Scan the material that follows. Copy every line containing the word "Output".
-- Supplied material follows --
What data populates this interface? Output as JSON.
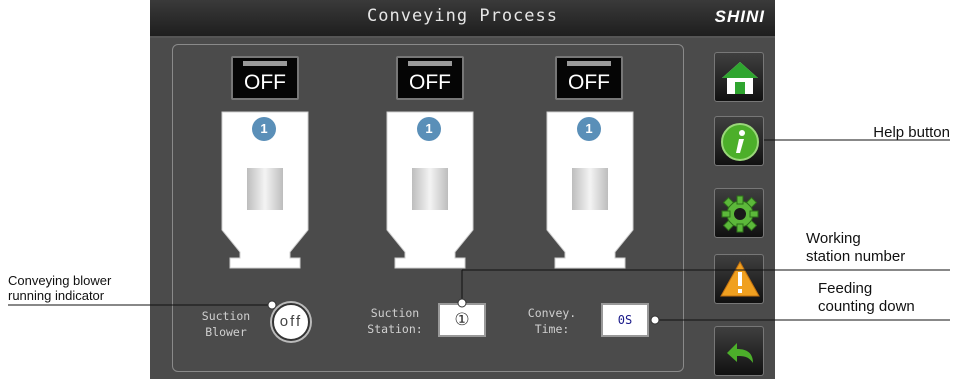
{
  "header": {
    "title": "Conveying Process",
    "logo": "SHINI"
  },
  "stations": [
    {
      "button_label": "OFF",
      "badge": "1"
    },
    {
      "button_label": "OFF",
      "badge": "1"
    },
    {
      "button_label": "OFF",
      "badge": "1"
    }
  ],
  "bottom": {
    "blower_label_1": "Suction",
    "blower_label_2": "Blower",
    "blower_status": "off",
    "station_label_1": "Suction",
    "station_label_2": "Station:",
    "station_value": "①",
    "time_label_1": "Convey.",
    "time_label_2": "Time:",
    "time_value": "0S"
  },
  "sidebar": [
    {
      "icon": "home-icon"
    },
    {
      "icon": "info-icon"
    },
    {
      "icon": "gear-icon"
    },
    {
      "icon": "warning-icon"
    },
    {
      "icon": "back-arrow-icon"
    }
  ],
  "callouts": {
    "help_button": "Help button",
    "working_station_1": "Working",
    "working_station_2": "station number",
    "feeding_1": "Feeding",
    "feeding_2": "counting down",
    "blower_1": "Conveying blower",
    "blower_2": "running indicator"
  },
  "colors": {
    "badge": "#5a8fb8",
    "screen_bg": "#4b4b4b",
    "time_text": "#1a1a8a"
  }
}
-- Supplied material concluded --
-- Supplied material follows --
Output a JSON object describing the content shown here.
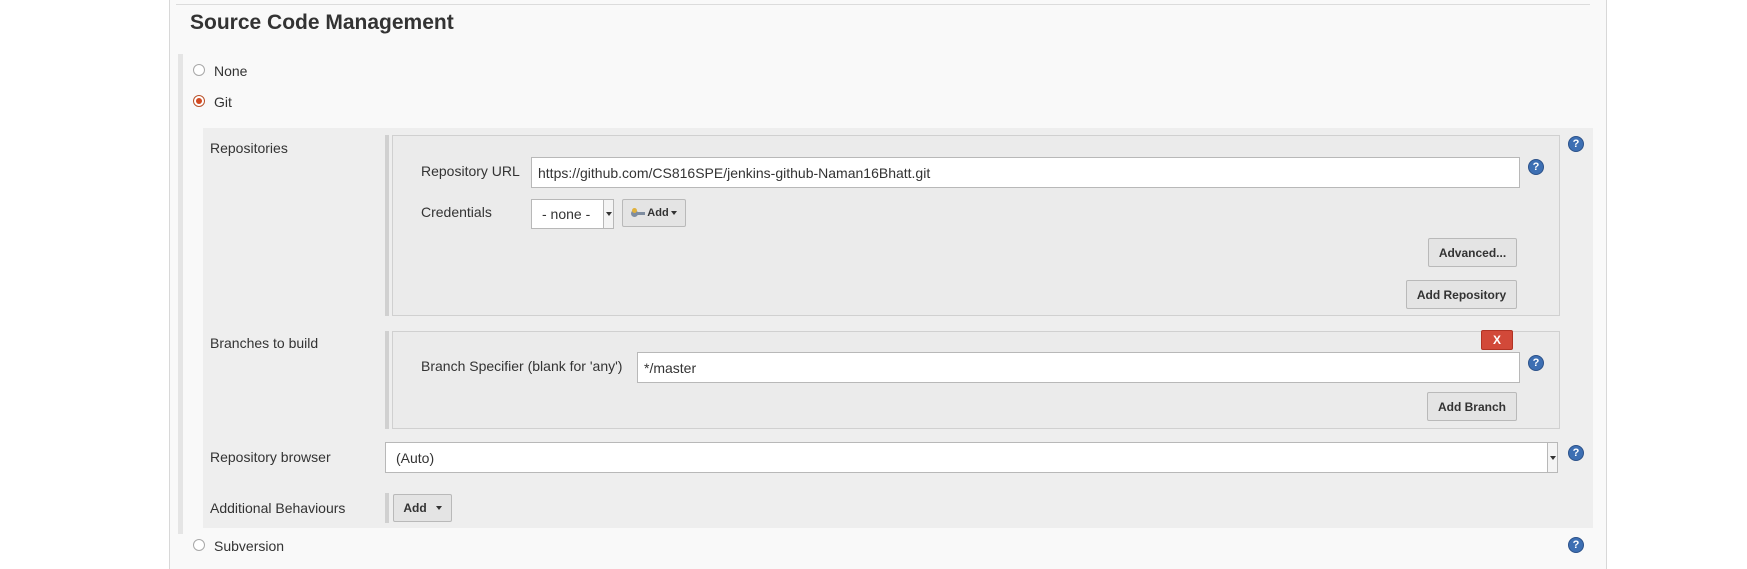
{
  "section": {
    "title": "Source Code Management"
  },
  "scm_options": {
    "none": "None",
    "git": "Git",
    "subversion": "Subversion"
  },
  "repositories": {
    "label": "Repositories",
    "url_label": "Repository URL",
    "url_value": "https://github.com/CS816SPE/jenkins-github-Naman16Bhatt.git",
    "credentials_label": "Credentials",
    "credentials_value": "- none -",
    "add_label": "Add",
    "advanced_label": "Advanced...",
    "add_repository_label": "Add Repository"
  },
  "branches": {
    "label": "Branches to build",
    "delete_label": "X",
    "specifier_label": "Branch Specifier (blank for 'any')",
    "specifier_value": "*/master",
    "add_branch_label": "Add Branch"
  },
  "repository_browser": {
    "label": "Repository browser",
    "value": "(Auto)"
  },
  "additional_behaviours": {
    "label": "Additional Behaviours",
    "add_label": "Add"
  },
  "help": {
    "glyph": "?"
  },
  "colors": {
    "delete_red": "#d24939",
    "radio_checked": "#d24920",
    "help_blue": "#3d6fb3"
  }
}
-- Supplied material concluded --
### [Exercise response]
What data populates this interface? Output as JSON.
Output a JSON object describing the content shown here.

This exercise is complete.